═══ TASK MATERIAL

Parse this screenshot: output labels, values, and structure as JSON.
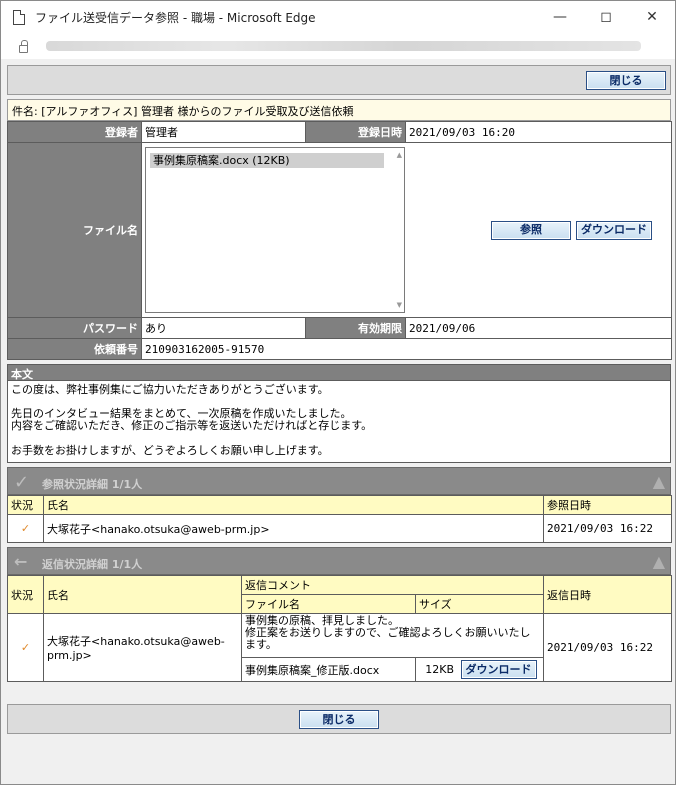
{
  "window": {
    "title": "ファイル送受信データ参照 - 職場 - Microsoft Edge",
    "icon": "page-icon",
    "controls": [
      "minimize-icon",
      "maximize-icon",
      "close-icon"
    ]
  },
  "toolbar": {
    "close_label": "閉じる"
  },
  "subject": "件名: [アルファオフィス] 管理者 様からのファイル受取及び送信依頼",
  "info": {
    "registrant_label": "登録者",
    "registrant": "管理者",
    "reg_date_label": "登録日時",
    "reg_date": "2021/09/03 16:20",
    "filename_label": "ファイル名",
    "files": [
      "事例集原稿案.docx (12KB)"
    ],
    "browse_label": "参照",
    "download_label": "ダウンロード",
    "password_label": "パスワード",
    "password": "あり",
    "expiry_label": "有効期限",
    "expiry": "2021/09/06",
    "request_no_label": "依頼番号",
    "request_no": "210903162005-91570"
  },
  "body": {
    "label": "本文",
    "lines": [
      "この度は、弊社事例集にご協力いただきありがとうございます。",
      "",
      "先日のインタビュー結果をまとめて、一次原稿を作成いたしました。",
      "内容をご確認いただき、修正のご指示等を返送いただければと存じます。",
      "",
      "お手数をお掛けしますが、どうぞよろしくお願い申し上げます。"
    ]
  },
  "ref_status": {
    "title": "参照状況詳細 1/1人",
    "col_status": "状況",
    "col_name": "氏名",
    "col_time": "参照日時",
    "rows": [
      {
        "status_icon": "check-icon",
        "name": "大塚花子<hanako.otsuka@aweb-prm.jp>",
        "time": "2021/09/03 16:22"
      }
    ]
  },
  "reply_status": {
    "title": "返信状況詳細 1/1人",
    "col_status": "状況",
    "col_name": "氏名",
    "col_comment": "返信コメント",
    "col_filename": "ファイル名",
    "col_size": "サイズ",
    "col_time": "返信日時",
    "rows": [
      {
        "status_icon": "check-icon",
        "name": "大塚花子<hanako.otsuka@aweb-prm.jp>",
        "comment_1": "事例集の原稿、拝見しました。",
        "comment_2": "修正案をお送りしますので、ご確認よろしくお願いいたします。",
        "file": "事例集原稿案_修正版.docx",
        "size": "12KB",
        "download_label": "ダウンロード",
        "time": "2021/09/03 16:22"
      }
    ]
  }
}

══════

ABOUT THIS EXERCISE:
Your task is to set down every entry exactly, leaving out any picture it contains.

THE COMPLETED TASK:
Parse this screenshot: output labels, values, and structure as JSON.
{
  "window": {
    "title": "ファイル送受信データ参照 - 職場 - Microsoft Edge",
    "icon": "page-icon",
    "controls": [
      "minimize-icon",
      "maximize-icon",
      "close-icon"
    ]
  },
  "toolbar": {
    "close_label": "閉じる"
  },
  "subject": "件名: [アルファオフィス] 管理者 様からのファイル受取及び送信依頼",
  "info": {
    "registrant_label": "登録者",
    "registrant": "管理者",
    "reg_date_label": "登録日時",
    "reg_date": "2021/09/03 16:20",
    "filename_label": "ファイル名",
    "files": [
      "事例集原稿案.docx (12KB)"
    ],
    "browse_label": "参照",
    "download_label": "ダウンロード",
    "password_label": "パスワード",
    "password": "あり",
    "expiry_label": "有効期限",
    "expiry": "2021/09/06",
    "request_no_label": "依頼番号",
    "request_no": "210903162005-91570"
  },
  "body": {
    "label": "本文",
    "lines": [
      "この度は、弊社事例集にご協力いただきありがとうございます。",
      "",
      "先日のインタビュー結果をまとめて、一次原稿を作成いたしました。",
      "内容をご確認いただき、修正のご指示等を返送いただければと存じます。",
      "",
      "お手数をお掛けしますが、どうぞよろしくお願い申し上げます。"
    ]
  },
  "ref_status": {
    "title": "参照状況詳細 1/1人",
    "col_status": "状況",
    "col_name": "氏名",
    "col_time": "参照日時",
    "rows": [
      {
        "status_icon": "check-icon",
        "name": "大塚花子<hanako.otsuka@aweb-prm.jp>",
        "time": "2021/09/03 16:22"
      }
    ]
  },
  "reply_status": {
    "title": "返信状況詳細 1/1人",
    "col_status": "状況",
    "col_name": "氏名",
    "col_comment": "返信コメント",
    "col_filename": "ファイル名",
    "col_size": "サイズ",
    "col_time": "返信日時",
    "rows": [
      {
        "status_icon": "check-icon",
        "name": "大塚花子<hanako.otsuka@aweb-prm.jp>",
        "comment_1": "事例集の原稿、拝見しました。",
        "comment_2": "修正案をお送りしますので、ご確認よろしくお願いいたします。",
        "file": "事例集原稿案_修正版.docx",
        "size": "12KB",
        "download_label": "ダウンロード",
        "time": "2021/09/03 16:22"
      }
    ]
  }
}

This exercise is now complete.